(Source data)
»»

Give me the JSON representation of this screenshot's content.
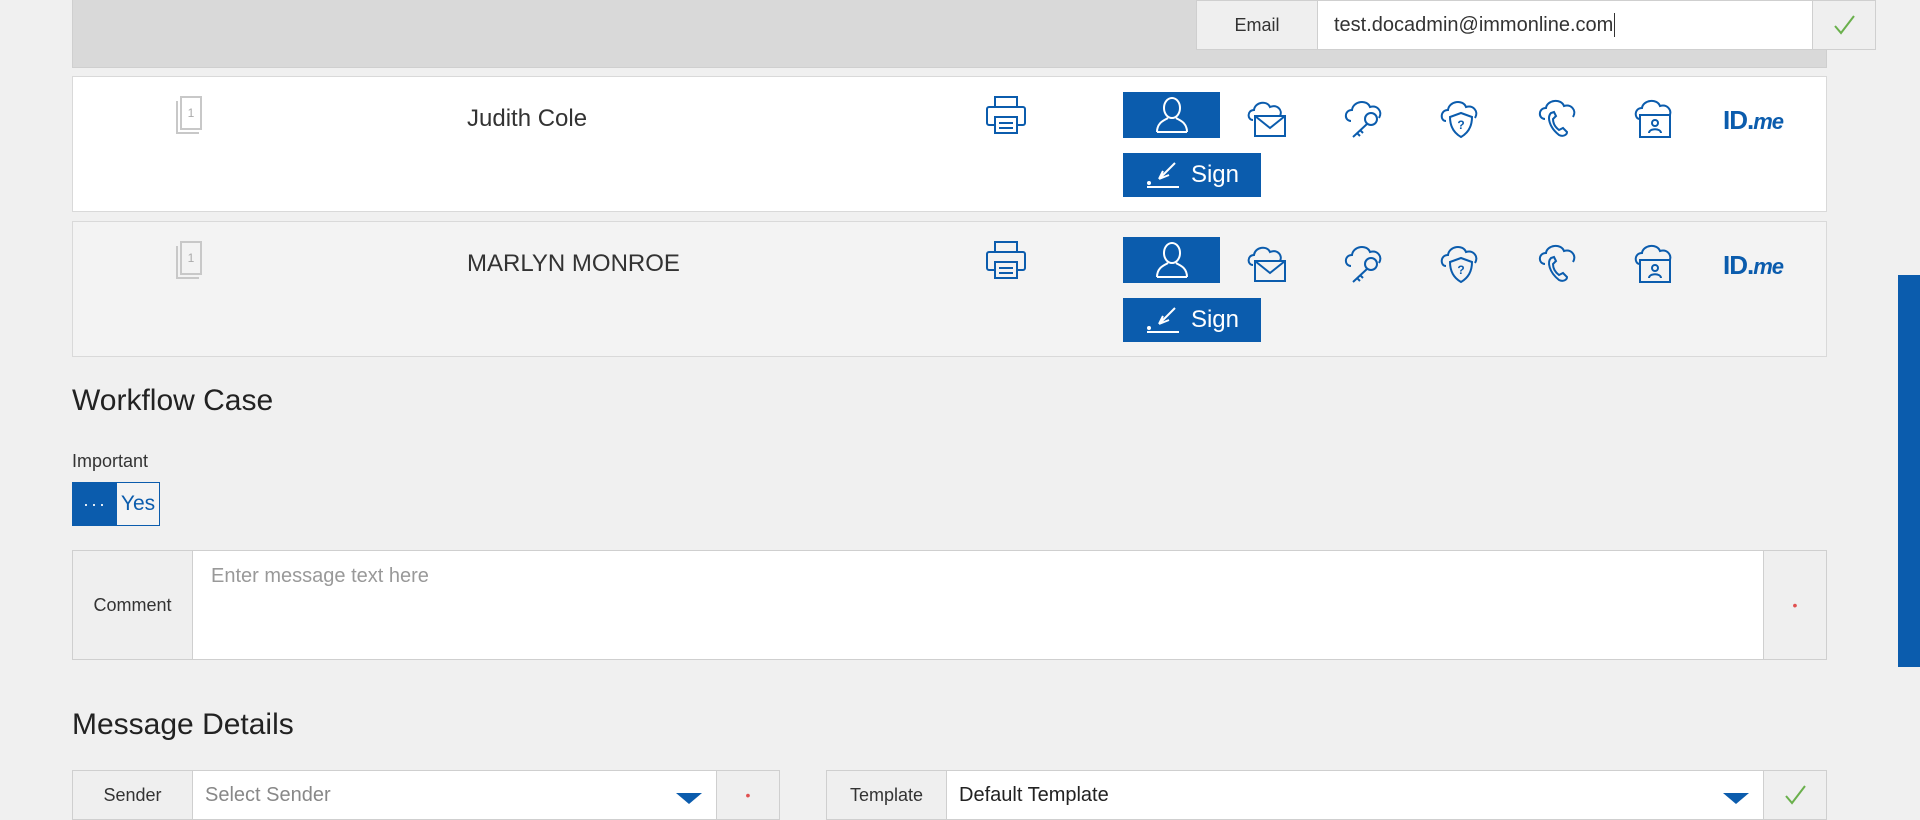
{
  "email": {
    "label": "Email",
    "value": "test.docadmin@immonline.com"
  },
  "signers": [
    {
      "name": "Judith Cole",
      "doc_count": "1",
      "sign_label": "Sign"
    },
    {
      "name": "MARLYN MONROE",
      "doc_count": "1",
      "sign_label": "Sign"
    }
  ],
  "auth_options": [
    "user-icon",
    "cloud-mail-icon",
    "cloud-key-icon",
    "cloud-shield-question-icon",
    "cloud-phone-icon",
    "cloud-id-card-icon",
    "id-me-logo"
  ],
  "idme": {
    "main": "ID.",
    "suffix": "me"
  },
  "workflow": {
    "title": "Workflow Case",
    "important_label": "Important",
    "toggle_knob": "···",
    "toggle_value": "Yes",
    "comment_label": "Comment",
    "comment_placeholder": "Enter message text here",
    "required_marker": "•"
  },
  "message_details": {
    "title": "Message Details",
    "sender_label": "Sender",
    "sender_placeholder": "Select Sender",
    "template_label": "Template",
    "template_value": "Default Template"
  },
  "colors": {
    "accent": "#0b5cad",
    "background": "#f0f0f0",
    "valid": "#6ab04c",
    "required": "#e05050"
  }
}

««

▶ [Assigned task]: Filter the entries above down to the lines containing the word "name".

▶ [Exercise solution]:
      "name": "Judith Cole",
      "name": "MARLYN MONROE",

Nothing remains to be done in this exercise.